Alexander Philipatos, from the Centre for Independent Studies, has an opinion piece published in today’s Drum arguing for the removal of union vetos on new construction projects:

There are practical solutions the government can pursue to create a more workable framework.

An industrial relations framework should, as much as possible, encourage parties to work through issues themselves and come to an agreement. It should also strike a balance between workplace flexibility and employee representation. Current laws create delays, drive up costs and make local firms uncompetitive.

Removing union vetos on new projects would be a good place for the government to start. The Coalition should be bold and make it easier to do business in Australia by reintroducing non-union greenfields agreements.

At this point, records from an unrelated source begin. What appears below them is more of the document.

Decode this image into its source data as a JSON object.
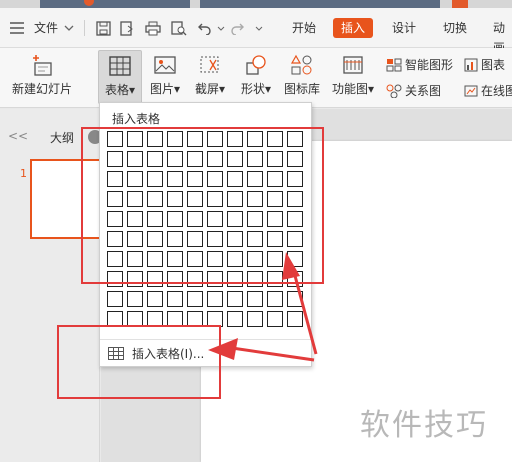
{
  "menubar": {
    "file_label": "文件",
    "tabs": [
      "开始",
      "插入",
      "设计",
      "切换",
      "动画"
    ],
    "active_tab_index": 1,
    "accent_color": "#e8541c"
  },
  "ribbon": {
    "new_slide": "新建幻灯片",
    "table": "表格",
    "picture": "图片",
    "screenshot": "截屏",
    "shape": "形状",
    "icon_lib": "图标库",
    "function_chart": "功能图",
    "smart_art": "智能图形",
    "chart": "图表",
    "relation": "关系图",
    "online": "在线图"
  },
  "leftpane": {
    "collapse_glyph": "<<",
    "outline_label": "大纲",
    "slide_number": "1"
  },
  "dropdown": {
    "title": "插入表格",
    "grid_rows": 10,
    "grid_cols": 10,
    "insert_table_label": "插入表格(I)..."
  },
  "watermark": "软件技巧",
  "annotation_color": "#e23b3b"
}
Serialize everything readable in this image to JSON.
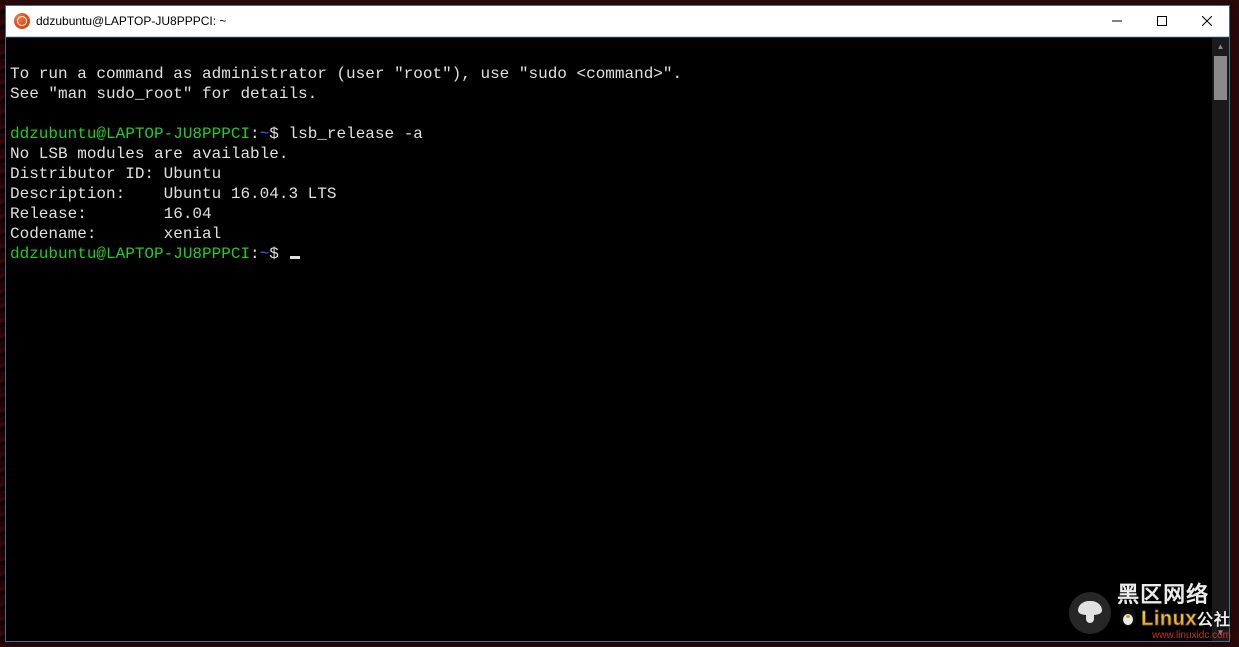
{
  "window": {
    "title": "ddzubuntu@LAPTOP-JU8PPPCI: ~"
  },
  "terminal": {
    "motd_line1": "To run a command as administrator (user \"root\"), use \"sudo <command>\".",
    "motd_line2": "See \"man sudo_root\" for details.",
    "prompt_user_host": "ddzubuntu@LAPTOP-JU8PPPCI",
    "prompt_sep": ":",
    "prompt_path": "~",
    "prompt_symbol": "$",
    "command1": "lsb_release -a",
    "out_line1": "No LSB modules are available.",
    "out_line2": "Distributor ID: Ubuntu",
    "out_line3": "Description:    Ubuntu 16.04.3 LTS",
    "out_line4": "Release:        16.04",
    "out_line5": "Codename:       xenial"
  },
  "watermark": {
    "cn": "黑区网络",
    "brand": "Linux",
    "suffix_cn": "公社",
    "url": "www.linuxidc.com"
  }
}
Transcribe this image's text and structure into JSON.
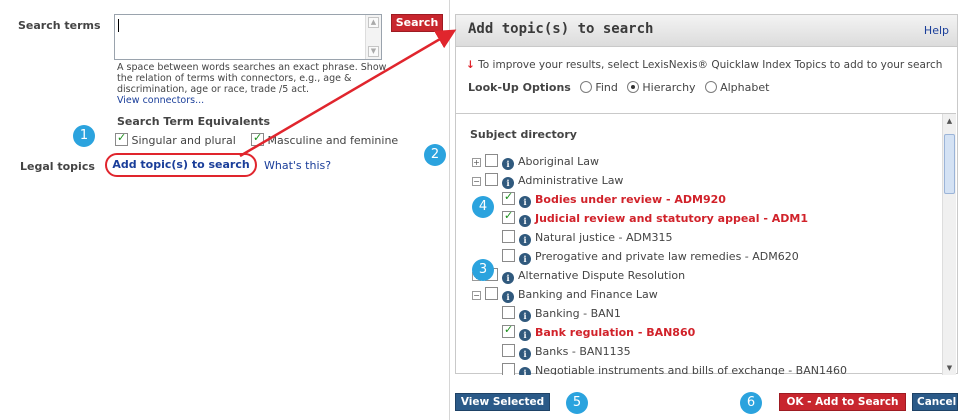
{
  "search": {
    "label": "Search terms",
    "button": "Search",
    "help_text": "A space between words searches an exact phrase. Show the relation of terms with connectors, e.g., age & discrimination, age or race, trade /5 act.",
    "view_connectors": "View connectors..."
  },
  "equivalents": {
    "heading": "Search Term Equivalents",
    "singular": "Singular and plural",
    "masculine": "Masculine and feminine"
  },
  "legal_topics": {
    "label": "Legal topics",
    "add_link": "Add topic(s) to search",
    "whats_this": "What's this?"
  },
  "dialog": {
    "title": "Add topic(s) to search",
    "help": "Help",
    "improve_arrow": "↓",
    "improve": "To improve your results, select LexisNexis® Quicklaw Index Topics to add to your search",
    "lookup_label": "Look-Up Options",
    "options": [
      "Find",
      "Hierarchy",
      "Alphabet"
    ],
    "selected_option": "Hierarchy",
    "subject_heading": "Subject directory",
    "tree": [
      {
        "label": "Aboriginal Law",
        "level": 0,
        "expander": "+",
        "checked": false,
        "selected": false
      },
      {
        "label": "Administrative Law",
        "level": 0,
        "expander": "−",
        "checked": false,
        "selected": false
      },
      {
        "label": "Bodies under review - ADM920",
        "level": 1,
        "expander": "",
        "checked": true,
        "selected": true
      },
      {
        "label": "Judicial review and statutory appeal - ADM1",
        "level": 1,
        "expander": "",
        "checked": true,
        "selected": true
      },
      {
        "label": "Natural justice - ADM315",
        "level": 1,
        "expander": "",
        "checked": false,
        "selected": false
      },
      {
        "label": "Prerogative and private law remedies - ADM620",
        "level": 1,
        "expander": "",
        "checked": false,
        "selected": false
      },
      {
        "label": "Alternative Dispute Resolution",
        "level": 0,
        "expander": "+",
        "checked": false,
        "selected": false
      },
      {
        "label": "Banking and Finance Law",
        "level": 0,
        "expander": "−",
        "checked": false,
        "selected": false
      },
      {
        "label": "Banking - BAN1",
        "level": 1,
        "expander": "",
        "checked": false,
        "selected": false
      },
      {
        "label": "Bank regulation - BAN860",
        "level": 1,
        "expander": "",
        "checked": true,
        "selected": true
      },
      {
        "label": "Banks - BAN1135",
        "level": 1,
        "expander": "",
        "checked": false,
        "selected": false
      },
      {
        "label": "Negotiable instruments and bills of exchange - BAN1460",
        "level": 1,
        "expander": "",
        "checked": false,
        "selected": false
      }
    ]
  },
  "buttons": {
    "view_selected": "View Selected",
    "ok": "OK - Add to Search",
    "cancel": "Cancel"
  },
  "badges": [
    "1",
    "2",
    "3",
    "4",
    "5",
    "6"
  ],
  "colors": {
    "accent_red": "#c8262e",
    "badge_blue": "#2ba3de",
    "link_blue": "#1a3e9a",
    "button_blue": "#2b5a88"
  }
}
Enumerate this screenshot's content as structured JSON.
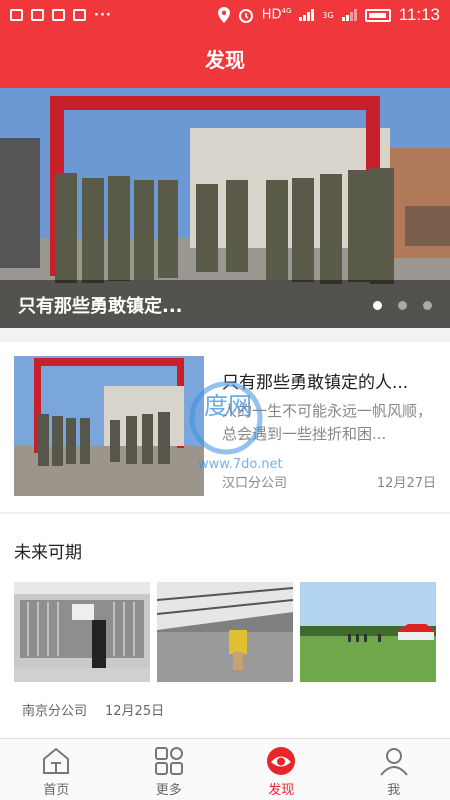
{
  "status_bar": {
    "network": "HD",
    "network_sup": "4G",
    "signal_2": "3G",
    "time": "11:13"
  },
  "header": {
    "title": "发现"
  },
  "banner": {
    "caption": "只有那些勇敢镇定...",
    "slide_count": 3,
    "active_slide": 1
  },
  "article": {
    "title": "只有那些勇敢镇定的人...",
    "summary": "人的一生不可能永远一帆风顺，总会遇到一些挫折和困...",
    "source": "汉口分公司",
    "date": "12月27日"
  },
  "album": {
    "title": "未来可期",
    "source": "南京分公司",
    "date": "12月25日"
  },
  "watermark": {
    "text": "度网",
    "url": "www.7do.net"
  },
  "nav": {
    "items": [
      {
        "label": "首页",
        "icon": "home-icon"
      },
      {
        "label": "更多",
        "icon": "grid-icon"
      },
      {
        "label": "发现",
        "icon": "eye-icon",
        "active": true
      },
      {
        "label": "我",
        "icon": "user-icon"
      }
    ]
  },
  "colors": {
    "accent": "#f0373b",
    "active_nav": "#e8262a"
  }
}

While such changes do not address the numerous other problems inherent in the Fair Work Australia regime, they may nevertheless represent a starting place for the reform Australia desperately needs.

You can read the full article here.

Fair Work Act a Tax on Jobs

Extract from Editorial, The Australian, March 8 2014 (Emphasis added):

“Like Qantas, the nation is being held back by workplace laws which impose a high cost base on companies; in effect, the Fair Work Act is a tax on jobs. Restoring our international competitiveness and improving productivity will require a suite of reforms, some of which may prove to be disruptive in the short run. But as we learned in the 1980s and 90s, high-paying jobs and broad-based prosperity flow when governments unleash the forces of innovation and competition”.